How did I get this?
- Lisfranc injuries occur as a result of direct or indirect forces to the foot. A direct force often involves something heavy falling on the foot. Indirect force commonly involves twisting the foot.Commonly occur in automobile accident victims, military personnel, runners, horseback riders, football players and participants of other contact sports, or something as simple as missing a step on a staircase.
What can I do about it?
- Refrain from putting weight on the foot.
- Oral anti-inflammatory medications (ibuprofen) help reduce pain and inflammation.
- Swelling is reduced by icing the affected area and keeping the foot elevated.
What help can I get for this?
- Podiatrist will place the affected foot in a cam walker to keep it immobile, and crutches are used to avoid putting weight on the injured foot.
- Orthopaedic foot surgeon for possible surgical treatment to realign the joints and return the broken (fractured) bone fragments to a normal position.
When will it get better?
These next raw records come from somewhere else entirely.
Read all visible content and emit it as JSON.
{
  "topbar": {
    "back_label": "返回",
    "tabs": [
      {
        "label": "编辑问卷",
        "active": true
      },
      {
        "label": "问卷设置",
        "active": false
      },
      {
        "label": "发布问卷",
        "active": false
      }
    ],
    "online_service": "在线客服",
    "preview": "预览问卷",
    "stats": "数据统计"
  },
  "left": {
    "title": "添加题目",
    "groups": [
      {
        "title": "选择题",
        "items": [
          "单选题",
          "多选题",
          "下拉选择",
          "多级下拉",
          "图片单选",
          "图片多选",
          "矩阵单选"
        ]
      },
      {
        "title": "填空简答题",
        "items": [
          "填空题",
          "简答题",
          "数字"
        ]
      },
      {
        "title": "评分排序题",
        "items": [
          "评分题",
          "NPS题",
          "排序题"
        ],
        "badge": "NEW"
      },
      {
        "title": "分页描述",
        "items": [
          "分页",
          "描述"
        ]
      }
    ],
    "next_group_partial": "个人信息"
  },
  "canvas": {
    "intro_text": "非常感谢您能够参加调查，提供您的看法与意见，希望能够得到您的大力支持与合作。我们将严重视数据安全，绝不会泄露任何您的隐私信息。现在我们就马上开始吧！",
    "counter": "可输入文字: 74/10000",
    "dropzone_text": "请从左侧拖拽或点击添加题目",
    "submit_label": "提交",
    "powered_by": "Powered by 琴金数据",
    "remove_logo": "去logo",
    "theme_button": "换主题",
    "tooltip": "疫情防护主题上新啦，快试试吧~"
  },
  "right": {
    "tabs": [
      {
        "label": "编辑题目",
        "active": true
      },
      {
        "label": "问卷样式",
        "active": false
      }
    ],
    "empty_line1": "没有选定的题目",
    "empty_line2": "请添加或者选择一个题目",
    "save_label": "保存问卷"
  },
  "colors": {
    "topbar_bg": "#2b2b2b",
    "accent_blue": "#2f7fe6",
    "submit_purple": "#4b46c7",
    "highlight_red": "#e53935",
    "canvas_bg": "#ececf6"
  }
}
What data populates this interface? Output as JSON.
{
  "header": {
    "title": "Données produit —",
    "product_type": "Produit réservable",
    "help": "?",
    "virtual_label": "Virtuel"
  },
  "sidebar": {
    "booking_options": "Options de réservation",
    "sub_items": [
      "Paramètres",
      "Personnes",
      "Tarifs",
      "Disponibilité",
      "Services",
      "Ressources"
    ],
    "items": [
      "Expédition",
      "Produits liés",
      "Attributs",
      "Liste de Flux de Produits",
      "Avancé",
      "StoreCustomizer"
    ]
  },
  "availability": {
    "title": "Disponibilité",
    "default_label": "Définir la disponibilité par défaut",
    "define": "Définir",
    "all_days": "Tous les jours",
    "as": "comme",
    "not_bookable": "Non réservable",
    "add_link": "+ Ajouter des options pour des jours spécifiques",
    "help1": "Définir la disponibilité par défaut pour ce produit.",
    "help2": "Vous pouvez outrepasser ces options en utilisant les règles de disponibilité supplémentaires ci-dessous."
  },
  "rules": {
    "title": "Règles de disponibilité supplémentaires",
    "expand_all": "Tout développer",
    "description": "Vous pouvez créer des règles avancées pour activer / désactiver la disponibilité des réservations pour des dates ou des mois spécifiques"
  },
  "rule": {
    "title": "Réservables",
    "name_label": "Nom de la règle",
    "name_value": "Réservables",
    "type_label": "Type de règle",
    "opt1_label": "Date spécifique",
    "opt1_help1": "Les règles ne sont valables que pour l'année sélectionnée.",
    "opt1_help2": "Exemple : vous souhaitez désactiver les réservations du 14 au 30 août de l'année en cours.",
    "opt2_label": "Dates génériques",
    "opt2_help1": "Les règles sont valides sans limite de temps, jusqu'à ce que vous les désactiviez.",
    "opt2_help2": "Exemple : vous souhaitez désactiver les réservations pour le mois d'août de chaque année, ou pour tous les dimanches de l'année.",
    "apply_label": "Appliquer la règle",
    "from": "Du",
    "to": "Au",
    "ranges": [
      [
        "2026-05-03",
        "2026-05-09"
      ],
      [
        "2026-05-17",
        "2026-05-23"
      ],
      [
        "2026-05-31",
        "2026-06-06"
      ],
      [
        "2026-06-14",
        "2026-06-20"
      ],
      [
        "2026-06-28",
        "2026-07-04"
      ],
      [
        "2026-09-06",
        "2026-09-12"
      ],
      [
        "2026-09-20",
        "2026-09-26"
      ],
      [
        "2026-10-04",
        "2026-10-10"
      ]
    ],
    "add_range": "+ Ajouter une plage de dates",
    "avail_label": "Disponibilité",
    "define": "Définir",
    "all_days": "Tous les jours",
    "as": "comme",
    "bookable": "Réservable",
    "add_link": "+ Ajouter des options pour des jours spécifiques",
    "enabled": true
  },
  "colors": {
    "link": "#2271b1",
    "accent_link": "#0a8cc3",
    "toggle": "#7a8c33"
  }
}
- The majority of the recovery occurs in the first 6 months, but it is often a year or more before patients reach their point of maximal improvement. If the surgical treatment fails or the joint damage from the injury leads to severe arthritis, then a fusion (arthrodesis) of the Lisfranc joints may be necessary. Despite the stiffness of a fused joint most patients with successful fusion of the midfoot joints have good function of the foot.